Posts featuring Flannery O'Connor

Fall 2014: Interlinked Dimensions of Spacetime

The Fall 2014 issue of Asymptote demonstrates an exceptional thematic cohesion across genre, language, location, and time.

Around this time, equipped with a new legal advisor (the extremely efficient Win Bassett), a small group is formally set up within our team to look into the feasibility of Asymptote becoming a non-profit organization in the USA. This makes most sense for tax-deductibility, since our largest readership, outnumbering the second largest demographic by a ratio of three to one, is American. It would take one and a half years for me to reach a definitive decision, but I decide in the end not to take the plunge. To become a non-profit, a board would first have to be formed, and all major decisions about the journal’s direction would have to be run by this board (which would mostly comprise Americans). Had I worked so hard for the magazine’s survival only to surrender its reins to others? Aren’t there already more than enough American mediators of otherness? I’m also wary because of what one board member of another online magazine has told me in confidence: being bound to a board has held that magazine back from reaching its full potential. We do, however, thanks to Win Bassett, Erin Stephens-North, Lynette Lee, and Eric M. B. Becker, succeed in acquiring fiscal sponsorship with Fractured Atlas on August 26, 2014. This is a breakthrough: For the first time, we are tax-deductible for American donors, removing one more barrier standing in the way of support. Here to introduce the Fall 2014 issue is Assistant Editor Erik Noonan.

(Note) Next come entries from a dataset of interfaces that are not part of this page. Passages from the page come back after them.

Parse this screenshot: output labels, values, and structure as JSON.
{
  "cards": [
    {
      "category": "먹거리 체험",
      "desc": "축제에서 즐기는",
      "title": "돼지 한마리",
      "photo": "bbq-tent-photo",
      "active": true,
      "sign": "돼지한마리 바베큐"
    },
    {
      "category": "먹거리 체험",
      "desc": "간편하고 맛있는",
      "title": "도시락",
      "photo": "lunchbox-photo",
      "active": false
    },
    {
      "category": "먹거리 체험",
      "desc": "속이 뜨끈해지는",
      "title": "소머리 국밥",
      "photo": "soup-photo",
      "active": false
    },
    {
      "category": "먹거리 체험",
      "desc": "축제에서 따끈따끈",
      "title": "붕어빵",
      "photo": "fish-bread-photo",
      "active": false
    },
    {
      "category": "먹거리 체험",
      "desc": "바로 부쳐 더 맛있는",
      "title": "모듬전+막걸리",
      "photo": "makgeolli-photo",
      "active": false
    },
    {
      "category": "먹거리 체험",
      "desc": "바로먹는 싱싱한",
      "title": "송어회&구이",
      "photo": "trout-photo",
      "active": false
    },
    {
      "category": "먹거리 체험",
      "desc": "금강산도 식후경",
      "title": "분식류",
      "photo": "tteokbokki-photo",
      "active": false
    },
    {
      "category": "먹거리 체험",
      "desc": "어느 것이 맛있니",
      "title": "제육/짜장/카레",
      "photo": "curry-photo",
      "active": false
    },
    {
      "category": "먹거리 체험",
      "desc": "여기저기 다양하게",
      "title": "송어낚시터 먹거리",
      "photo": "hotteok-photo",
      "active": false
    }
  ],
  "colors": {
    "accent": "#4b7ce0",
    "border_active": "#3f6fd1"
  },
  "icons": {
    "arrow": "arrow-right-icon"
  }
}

Published in sync with the release of the inaugural episode of the Asymptote Podcast—whose producer Emma Jacobs suggests that the mythical stories we tell ourselves are really signs of “our inability to map our own minds”—the Fall 2014 issue of Asymptote sets the reader afloat through a tesseract located among the interlinked dimensions of spacetime.

In Shi Tiesheng’s “The Year of Being Twenty-One,” that mapless place masquerades in public life as a monotheistic deity: “I did see God, one day—but he went by a different name, and that name was the mind,” Shi writes. “In the hazy patches of science; in the chaos of destiny; you can only turn to your own mind. Everything we believe in—no matter what that might be—comes from the promptings and the guidance of our minds.”    READ MORE…